Non-Profit Functional Board of Directors and Elders for Churches

How do you get the most out of your Board? How do you avoid the awkward Board Meetings where issues are presented and members address surface layers because they aren’t involved in the challenges being discussed? How do you go beyond the missed expectations from one another? Over the last few years I’ve had the privilege to serve in on several Boards, advisory council roles, elder teams or on executive teams which has allowed me to see ways we haven’t led well but also ways that were led well. In that, I thought I’d share a bit of my experience and hopefully hear from others about what they think has worked to enhance their Board leadership experience.
On two of the boards, I’ve advocated a move to a Functional Board of Directors (from now on this term will also serve for elder led churches). Functional Boards means that each board member has their role defined and is clear on what is expected of them. Prior to this we operated with unclear expectations and more of a coaching role on issues that surfaced but didn’t feel this was very effective or best using the talent of the board. Here’s how that transition occurred:
1. Create Unity on the Big Picture: Usually the process begins by facilitating an offsite day using a 1-Pager (we’ve used these type of tools with churches during the MonkDev Strategy Sessions as well) to help capture vision, values, obstacles and goal type information. When we’ve done this with organizations there are times where these elements have been thought through and people easily navigate and re-center on these things and other times where this type of process is brand new, so it takes more time. Take the goals and move to the next step.
2. Bring Clarity on Strategic Initiatives: After big picture goals are agreed upon, identify 5-6 strategic initiatives that are necessary to achieve those goals. For example, one of the 1-pager goals of a non-profit was to become self-supporting and move from the founder donating a large portion of the monies. The strategic initiatives under that were many, but included increasing revenue. At this point ‘triage’ the situation to see which element if focused most keenly on would have the biggest impact on driving the initiative. In this case, sponsorship was the largest source of revenue and the most immediate to become self-supporting.
3. Create Board ‘Chair’ positions to have key responsibility over an area: In this regard their are a lot of tools, my experience comes in the form of a Quad Report (so-named because it focuses on 4 things: Role Description (Core Purpose of Role, Responsibilities, What does Success look like?), Core Strategies (how does this role’s outcomes directly feed into the strategic initiatives?), A KPI dashboard (Google KPI Dashboard) and specific goals. In our example, a Board position was created for a Sponsor Chair to oversee growing the sponsorship function and since sponsorship revenue has raised ahead of projections. The position does need to take into account that this person is often a volunteer. They should champion the vision and seek to find people who can help execute. For the non-profit there is an executive director who has worked to tackle a number of the Quad deliverables such as clearer Media Kit for potential sponsors.

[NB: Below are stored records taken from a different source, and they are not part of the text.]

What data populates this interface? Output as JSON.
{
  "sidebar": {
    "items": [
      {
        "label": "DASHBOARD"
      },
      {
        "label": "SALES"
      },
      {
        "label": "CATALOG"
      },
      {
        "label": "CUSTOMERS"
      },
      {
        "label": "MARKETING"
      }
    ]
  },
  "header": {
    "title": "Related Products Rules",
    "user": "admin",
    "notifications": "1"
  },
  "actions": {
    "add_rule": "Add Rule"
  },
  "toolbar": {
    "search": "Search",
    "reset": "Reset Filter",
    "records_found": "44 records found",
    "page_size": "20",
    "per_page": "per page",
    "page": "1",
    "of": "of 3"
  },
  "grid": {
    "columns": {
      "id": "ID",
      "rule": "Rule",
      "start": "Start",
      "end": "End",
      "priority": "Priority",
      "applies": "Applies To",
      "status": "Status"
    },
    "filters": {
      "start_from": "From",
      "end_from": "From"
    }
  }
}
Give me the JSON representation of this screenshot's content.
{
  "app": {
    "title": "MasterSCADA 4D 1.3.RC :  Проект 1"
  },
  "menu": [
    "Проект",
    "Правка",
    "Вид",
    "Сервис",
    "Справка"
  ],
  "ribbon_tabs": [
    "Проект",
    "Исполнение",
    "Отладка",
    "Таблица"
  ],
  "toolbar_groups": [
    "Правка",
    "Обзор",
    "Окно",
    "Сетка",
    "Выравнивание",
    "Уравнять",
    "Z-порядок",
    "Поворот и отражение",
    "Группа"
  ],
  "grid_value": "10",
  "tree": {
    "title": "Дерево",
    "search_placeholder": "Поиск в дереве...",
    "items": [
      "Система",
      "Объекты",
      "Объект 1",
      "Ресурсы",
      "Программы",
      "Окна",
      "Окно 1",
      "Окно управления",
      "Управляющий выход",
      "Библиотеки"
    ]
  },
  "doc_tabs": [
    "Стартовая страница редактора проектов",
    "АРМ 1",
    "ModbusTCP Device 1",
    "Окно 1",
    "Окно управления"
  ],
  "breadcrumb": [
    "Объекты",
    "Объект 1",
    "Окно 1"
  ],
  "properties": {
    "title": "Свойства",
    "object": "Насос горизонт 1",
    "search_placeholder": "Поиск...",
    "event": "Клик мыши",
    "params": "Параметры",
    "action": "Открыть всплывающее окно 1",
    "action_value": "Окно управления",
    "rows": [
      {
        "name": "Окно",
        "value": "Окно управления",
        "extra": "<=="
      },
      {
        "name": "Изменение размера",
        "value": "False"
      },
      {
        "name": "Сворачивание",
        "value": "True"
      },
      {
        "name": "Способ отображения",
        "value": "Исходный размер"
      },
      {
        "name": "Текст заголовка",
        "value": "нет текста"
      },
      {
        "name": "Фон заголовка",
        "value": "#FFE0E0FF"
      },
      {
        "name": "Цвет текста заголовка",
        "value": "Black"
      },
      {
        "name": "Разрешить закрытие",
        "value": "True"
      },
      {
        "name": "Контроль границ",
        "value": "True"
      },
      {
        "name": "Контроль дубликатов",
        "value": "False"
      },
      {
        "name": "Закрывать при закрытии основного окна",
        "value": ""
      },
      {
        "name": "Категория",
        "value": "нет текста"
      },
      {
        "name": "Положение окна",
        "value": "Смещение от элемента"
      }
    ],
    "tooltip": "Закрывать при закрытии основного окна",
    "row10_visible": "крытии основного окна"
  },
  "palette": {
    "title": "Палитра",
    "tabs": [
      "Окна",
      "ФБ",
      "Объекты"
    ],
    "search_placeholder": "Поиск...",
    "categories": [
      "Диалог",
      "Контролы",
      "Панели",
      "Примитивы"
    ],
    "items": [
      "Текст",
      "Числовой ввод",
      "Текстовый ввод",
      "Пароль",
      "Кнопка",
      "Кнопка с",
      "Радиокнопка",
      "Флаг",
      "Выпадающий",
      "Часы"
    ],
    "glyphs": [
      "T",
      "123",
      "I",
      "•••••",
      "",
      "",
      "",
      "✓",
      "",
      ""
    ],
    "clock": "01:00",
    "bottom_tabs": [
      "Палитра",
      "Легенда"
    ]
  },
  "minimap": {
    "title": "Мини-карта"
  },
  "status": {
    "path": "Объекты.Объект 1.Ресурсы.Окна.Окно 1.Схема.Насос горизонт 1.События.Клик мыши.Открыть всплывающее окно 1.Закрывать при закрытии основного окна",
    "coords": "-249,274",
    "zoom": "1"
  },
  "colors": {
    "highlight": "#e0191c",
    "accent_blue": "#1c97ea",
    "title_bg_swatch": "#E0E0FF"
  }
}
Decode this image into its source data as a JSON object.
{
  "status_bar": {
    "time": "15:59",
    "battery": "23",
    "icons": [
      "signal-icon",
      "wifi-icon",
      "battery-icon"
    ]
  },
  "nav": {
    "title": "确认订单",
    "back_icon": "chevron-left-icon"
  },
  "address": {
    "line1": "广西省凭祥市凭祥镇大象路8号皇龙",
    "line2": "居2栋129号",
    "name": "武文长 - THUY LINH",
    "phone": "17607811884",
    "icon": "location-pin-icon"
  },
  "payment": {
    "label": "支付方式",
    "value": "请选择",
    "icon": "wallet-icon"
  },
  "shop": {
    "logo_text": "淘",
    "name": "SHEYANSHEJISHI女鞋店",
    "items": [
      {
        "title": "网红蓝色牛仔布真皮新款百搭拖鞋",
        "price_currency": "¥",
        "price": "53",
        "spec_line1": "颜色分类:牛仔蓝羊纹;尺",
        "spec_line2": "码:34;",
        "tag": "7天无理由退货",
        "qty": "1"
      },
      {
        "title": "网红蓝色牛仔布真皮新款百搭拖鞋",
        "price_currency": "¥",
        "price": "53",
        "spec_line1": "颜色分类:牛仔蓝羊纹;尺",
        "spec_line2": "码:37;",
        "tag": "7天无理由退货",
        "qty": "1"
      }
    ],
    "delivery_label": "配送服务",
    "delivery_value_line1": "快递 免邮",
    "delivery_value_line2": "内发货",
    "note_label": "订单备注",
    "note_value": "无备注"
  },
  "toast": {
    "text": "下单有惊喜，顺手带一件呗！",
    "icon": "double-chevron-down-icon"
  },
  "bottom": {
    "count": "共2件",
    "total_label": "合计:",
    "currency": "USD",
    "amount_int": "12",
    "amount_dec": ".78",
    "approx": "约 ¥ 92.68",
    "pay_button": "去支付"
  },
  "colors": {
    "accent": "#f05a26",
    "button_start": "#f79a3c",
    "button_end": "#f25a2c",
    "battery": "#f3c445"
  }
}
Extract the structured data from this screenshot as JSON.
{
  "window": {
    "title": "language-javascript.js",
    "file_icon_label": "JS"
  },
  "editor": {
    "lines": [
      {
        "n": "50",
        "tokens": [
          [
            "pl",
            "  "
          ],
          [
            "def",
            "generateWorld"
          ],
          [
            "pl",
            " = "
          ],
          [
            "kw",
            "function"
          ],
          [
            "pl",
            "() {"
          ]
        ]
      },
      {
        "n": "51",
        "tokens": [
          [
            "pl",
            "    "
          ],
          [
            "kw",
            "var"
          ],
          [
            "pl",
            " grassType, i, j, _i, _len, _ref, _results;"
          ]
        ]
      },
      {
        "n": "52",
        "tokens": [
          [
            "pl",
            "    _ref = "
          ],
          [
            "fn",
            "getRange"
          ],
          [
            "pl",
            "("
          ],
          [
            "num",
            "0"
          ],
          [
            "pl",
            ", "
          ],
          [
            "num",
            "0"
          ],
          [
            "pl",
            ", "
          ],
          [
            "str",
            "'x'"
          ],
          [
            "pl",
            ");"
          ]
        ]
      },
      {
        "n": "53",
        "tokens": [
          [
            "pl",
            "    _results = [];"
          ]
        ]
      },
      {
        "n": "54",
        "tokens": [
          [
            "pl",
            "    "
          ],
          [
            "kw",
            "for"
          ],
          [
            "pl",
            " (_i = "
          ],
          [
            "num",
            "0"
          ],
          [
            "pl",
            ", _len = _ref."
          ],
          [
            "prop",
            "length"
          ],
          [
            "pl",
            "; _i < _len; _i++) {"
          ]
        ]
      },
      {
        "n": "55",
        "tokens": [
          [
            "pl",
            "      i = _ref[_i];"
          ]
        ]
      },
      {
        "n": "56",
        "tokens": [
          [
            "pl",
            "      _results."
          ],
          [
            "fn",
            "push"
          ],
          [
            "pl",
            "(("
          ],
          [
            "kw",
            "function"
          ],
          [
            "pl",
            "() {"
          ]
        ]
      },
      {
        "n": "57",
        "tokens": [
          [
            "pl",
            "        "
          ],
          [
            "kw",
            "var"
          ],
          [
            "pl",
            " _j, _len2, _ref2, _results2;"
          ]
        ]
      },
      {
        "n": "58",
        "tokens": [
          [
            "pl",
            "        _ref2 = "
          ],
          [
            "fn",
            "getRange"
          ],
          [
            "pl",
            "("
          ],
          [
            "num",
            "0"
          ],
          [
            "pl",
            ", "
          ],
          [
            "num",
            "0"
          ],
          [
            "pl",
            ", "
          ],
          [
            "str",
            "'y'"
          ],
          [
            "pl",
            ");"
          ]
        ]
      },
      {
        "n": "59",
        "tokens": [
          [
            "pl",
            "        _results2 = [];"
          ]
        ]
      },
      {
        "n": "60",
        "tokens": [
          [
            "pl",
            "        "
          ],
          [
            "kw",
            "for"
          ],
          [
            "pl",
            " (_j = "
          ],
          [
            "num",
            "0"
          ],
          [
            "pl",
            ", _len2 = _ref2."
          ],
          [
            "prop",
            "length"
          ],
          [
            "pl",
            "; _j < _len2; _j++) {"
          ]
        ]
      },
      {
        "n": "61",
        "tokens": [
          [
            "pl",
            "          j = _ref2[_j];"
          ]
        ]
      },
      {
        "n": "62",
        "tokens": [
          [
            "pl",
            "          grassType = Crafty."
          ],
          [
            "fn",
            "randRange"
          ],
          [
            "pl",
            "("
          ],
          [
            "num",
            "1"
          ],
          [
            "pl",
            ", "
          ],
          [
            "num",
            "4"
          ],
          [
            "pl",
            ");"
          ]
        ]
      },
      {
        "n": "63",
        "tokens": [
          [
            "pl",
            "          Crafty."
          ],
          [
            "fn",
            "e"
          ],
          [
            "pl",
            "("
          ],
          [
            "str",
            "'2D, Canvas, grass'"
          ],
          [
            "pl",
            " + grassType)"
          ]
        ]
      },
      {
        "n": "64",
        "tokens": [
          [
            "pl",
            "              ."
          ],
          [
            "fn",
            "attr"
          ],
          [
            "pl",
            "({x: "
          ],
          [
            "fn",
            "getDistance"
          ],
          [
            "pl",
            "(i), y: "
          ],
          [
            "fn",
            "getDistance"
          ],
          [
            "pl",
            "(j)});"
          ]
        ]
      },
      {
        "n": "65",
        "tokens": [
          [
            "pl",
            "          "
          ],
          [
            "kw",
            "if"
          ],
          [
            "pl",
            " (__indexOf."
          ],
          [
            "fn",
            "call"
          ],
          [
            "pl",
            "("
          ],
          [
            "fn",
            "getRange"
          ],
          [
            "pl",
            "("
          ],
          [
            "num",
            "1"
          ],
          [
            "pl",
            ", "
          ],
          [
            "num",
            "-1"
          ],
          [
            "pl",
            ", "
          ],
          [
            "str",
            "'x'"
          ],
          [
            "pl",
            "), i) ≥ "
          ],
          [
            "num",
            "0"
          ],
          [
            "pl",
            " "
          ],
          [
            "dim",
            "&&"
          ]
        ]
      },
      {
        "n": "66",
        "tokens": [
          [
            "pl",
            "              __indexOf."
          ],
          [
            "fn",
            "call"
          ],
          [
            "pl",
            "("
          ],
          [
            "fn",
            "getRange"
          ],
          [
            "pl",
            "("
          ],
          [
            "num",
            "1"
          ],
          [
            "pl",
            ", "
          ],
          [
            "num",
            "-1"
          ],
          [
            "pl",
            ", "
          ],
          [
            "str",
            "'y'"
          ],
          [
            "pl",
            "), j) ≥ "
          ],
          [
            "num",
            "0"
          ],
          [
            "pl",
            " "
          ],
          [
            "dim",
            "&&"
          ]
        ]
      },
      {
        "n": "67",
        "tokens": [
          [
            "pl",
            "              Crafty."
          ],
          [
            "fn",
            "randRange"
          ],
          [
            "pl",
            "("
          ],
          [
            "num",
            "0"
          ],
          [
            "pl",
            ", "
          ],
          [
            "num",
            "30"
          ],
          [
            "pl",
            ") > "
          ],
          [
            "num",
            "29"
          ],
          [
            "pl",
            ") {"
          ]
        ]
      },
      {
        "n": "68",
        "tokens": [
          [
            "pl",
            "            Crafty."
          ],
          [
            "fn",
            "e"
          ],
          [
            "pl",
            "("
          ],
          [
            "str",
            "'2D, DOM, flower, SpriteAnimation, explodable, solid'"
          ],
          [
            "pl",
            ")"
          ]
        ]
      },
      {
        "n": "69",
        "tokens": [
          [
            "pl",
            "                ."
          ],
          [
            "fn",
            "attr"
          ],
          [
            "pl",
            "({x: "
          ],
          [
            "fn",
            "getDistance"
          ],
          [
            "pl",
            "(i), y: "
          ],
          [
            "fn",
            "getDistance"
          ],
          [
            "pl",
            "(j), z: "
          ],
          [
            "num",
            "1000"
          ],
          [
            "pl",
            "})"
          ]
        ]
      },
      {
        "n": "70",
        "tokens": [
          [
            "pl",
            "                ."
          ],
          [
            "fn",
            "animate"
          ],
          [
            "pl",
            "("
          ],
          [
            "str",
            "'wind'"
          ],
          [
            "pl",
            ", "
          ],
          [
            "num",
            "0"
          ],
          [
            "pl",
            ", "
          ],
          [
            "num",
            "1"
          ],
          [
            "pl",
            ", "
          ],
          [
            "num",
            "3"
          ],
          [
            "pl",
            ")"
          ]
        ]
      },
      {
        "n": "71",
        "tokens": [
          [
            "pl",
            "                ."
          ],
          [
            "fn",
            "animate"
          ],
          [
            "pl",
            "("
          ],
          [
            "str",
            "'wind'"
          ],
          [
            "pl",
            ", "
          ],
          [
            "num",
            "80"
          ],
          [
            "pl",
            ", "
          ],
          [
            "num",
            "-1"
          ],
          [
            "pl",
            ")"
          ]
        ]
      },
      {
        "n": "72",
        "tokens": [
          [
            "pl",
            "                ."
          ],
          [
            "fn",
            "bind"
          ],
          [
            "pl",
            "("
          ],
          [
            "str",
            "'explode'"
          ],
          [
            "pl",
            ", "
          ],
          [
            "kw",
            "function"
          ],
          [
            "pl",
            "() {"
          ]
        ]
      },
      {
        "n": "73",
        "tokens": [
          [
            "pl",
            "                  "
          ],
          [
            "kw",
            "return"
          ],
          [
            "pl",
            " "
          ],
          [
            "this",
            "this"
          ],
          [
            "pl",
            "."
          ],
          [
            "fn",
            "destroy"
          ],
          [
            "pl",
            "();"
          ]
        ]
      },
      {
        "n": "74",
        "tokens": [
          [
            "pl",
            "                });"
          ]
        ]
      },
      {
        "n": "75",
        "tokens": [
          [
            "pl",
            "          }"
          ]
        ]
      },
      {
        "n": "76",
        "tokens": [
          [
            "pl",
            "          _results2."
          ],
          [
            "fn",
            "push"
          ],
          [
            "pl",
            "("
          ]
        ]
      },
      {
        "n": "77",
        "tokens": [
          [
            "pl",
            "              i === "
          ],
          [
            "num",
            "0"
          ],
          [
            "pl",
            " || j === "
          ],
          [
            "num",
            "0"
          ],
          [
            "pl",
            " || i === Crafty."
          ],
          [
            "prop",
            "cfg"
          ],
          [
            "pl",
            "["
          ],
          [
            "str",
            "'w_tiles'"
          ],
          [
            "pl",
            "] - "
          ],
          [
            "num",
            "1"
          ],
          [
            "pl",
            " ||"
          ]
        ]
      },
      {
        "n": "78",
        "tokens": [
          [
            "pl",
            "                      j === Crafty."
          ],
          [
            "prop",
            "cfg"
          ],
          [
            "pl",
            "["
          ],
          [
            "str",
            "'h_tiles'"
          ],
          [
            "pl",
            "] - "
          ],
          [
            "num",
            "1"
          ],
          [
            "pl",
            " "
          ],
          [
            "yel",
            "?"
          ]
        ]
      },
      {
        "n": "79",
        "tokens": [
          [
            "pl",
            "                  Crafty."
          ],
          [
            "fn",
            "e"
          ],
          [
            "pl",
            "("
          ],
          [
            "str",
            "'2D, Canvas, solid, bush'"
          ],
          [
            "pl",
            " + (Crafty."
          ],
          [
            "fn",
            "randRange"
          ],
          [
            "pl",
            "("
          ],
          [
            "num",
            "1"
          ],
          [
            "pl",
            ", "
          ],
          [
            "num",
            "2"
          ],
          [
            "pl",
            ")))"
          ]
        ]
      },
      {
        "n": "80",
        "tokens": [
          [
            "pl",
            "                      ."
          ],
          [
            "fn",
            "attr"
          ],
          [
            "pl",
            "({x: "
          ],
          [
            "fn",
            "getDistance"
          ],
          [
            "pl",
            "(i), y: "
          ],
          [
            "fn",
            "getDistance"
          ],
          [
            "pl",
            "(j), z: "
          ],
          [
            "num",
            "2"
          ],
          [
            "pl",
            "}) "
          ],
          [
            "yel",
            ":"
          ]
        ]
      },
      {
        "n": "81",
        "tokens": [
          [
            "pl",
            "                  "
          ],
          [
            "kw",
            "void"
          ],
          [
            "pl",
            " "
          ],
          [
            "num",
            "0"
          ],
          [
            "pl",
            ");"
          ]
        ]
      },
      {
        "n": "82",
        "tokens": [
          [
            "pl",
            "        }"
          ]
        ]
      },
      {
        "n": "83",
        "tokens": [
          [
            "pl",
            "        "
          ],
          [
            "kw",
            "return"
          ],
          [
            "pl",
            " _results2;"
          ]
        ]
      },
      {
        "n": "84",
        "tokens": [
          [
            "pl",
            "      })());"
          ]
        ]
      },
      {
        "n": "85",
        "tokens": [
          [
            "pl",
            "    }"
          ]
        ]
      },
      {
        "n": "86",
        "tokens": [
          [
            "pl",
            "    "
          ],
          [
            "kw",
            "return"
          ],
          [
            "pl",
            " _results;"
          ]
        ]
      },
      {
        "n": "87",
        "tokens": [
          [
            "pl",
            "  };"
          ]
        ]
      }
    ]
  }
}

Some thoughts on how this applies to a church: One of the biggest breakdown I’ve experienced with a team is unclear expectations. This process can clear this up and release elders to be the first amongst equals in the area of responsibility they are over. In my experience, we’ve had a first amongst equals who sees how all the parts are working together for the greater whole (like the Chair position of President or Chairperson). For more on eldership/leaders structure from my blog, also read: Elders – Missional Movements, Plurality of Leadership & First Amongst Equals and other posts I’ve done on Triperspectival Leadership.